TASK DIRECTIONS >>
Lines from the material below that hold the string "Side" are what is needed; copy each of them.

>>>

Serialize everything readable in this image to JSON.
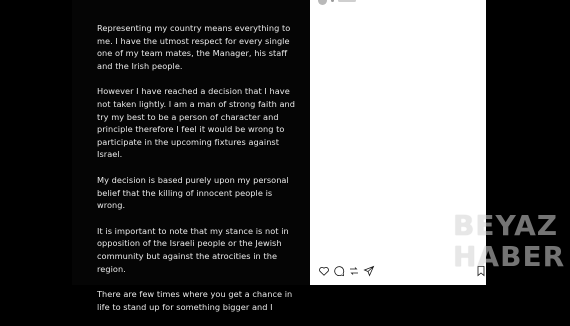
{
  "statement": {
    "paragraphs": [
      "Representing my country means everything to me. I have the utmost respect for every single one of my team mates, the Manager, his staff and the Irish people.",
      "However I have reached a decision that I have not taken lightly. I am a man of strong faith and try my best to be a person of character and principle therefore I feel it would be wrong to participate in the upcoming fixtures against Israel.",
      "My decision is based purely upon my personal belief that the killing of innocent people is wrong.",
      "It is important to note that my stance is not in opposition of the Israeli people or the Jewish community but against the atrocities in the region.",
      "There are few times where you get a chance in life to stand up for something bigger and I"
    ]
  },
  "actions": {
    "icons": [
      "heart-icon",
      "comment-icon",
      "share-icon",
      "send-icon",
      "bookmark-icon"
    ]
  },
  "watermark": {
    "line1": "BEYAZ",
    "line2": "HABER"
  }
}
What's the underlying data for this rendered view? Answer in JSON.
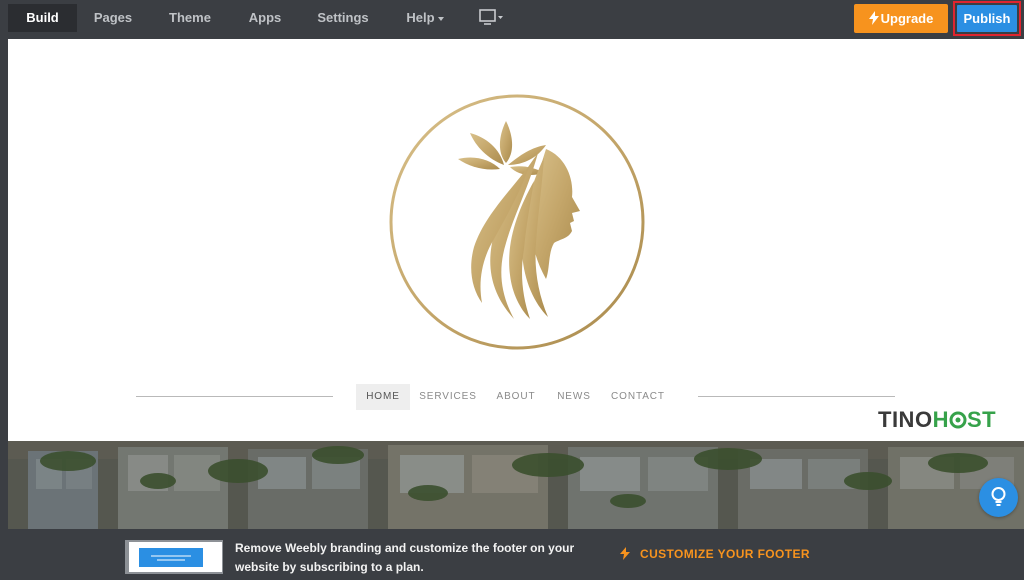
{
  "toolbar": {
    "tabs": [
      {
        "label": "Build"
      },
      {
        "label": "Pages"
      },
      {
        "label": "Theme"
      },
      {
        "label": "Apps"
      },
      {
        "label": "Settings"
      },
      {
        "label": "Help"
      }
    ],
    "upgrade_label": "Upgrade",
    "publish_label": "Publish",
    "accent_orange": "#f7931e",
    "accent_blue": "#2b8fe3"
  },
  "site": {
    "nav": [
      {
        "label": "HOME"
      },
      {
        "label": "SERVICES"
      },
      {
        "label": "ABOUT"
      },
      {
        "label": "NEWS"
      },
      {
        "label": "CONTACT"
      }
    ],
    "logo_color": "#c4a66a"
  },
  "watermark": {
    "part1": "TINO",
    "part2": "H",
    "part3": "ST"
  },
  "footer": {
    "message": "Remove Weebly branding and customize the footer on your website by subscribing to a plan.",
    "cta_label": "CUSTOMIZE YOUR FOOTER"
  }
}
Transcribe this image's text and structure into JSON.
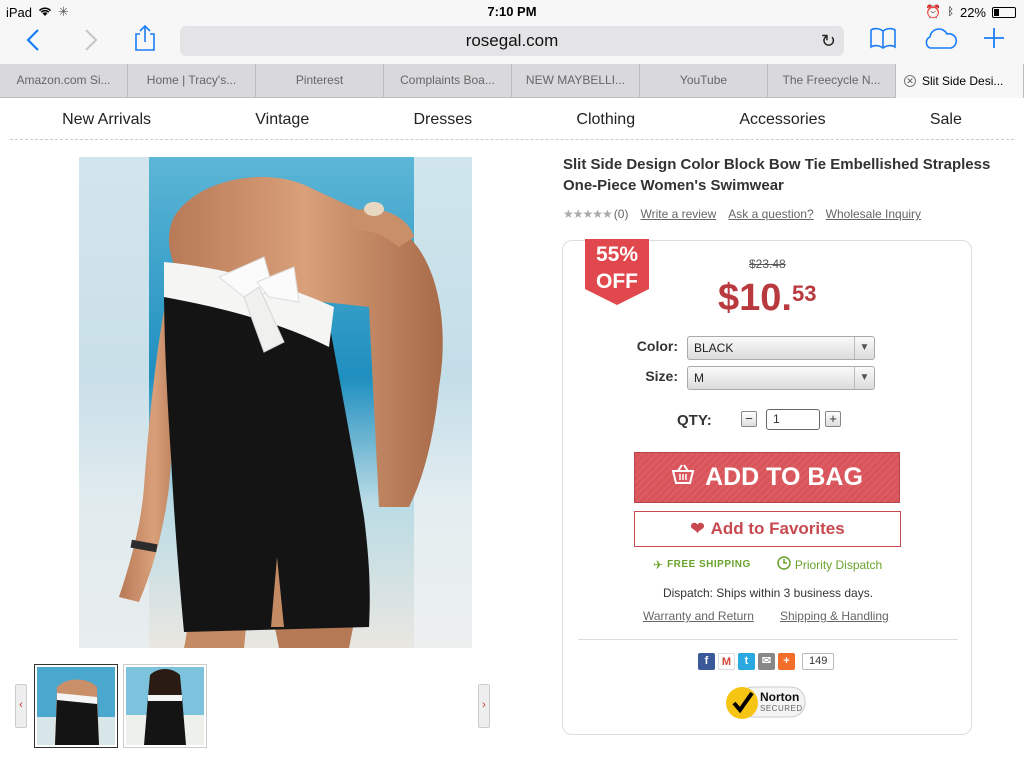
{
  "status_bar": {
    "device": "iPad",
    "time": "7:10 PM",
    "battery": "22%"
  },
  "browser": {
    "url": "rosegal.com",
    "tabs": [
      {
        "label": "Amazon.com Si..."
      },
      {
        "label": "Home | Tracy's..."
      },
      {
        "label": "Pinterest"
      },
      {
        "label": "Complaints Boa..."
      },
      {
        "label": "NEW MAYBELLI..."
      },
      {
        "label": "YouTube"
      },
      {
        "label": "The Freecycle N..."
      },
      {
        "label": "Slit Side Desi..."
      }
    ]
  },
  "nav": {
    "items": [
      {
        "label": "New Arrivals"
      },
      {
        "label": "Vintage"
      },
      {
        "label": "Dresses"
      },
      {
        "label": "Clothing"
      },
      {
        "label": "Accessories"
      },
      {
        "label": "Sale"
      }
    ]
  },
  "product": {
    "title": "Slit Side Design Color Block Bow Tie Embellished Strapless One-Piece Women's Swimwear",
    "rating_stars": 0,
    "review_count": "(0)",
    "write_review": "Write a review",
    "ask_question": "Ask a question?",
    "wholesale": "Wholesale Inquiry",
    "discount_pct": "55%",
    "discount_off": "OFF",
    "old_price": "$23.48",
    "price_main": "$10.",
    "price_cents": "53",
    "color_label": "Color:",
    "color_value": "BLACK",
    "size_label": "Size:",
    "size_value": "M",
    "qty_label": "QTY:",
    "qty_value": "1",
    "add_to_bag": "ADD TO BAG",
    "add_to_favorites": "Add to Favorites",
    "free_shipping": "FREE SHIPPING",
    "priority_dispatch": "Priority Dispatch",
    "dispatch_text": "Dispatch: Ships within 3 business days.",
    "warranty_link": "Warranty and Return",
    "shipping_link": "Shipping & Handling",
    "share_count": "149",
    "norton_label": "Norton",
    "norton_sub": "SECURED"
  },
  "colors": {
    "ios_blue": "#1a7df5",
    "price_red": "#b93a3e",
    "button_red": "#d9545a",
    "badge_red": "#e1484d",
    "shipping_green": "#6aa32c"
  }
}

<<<

EXERCISE RESULT >>
        "label": "Slit Side Desi..."
    "title": "Slit Side Design Color Block Bow Tie Embellished Strapless One-Piece Women's Swimwear",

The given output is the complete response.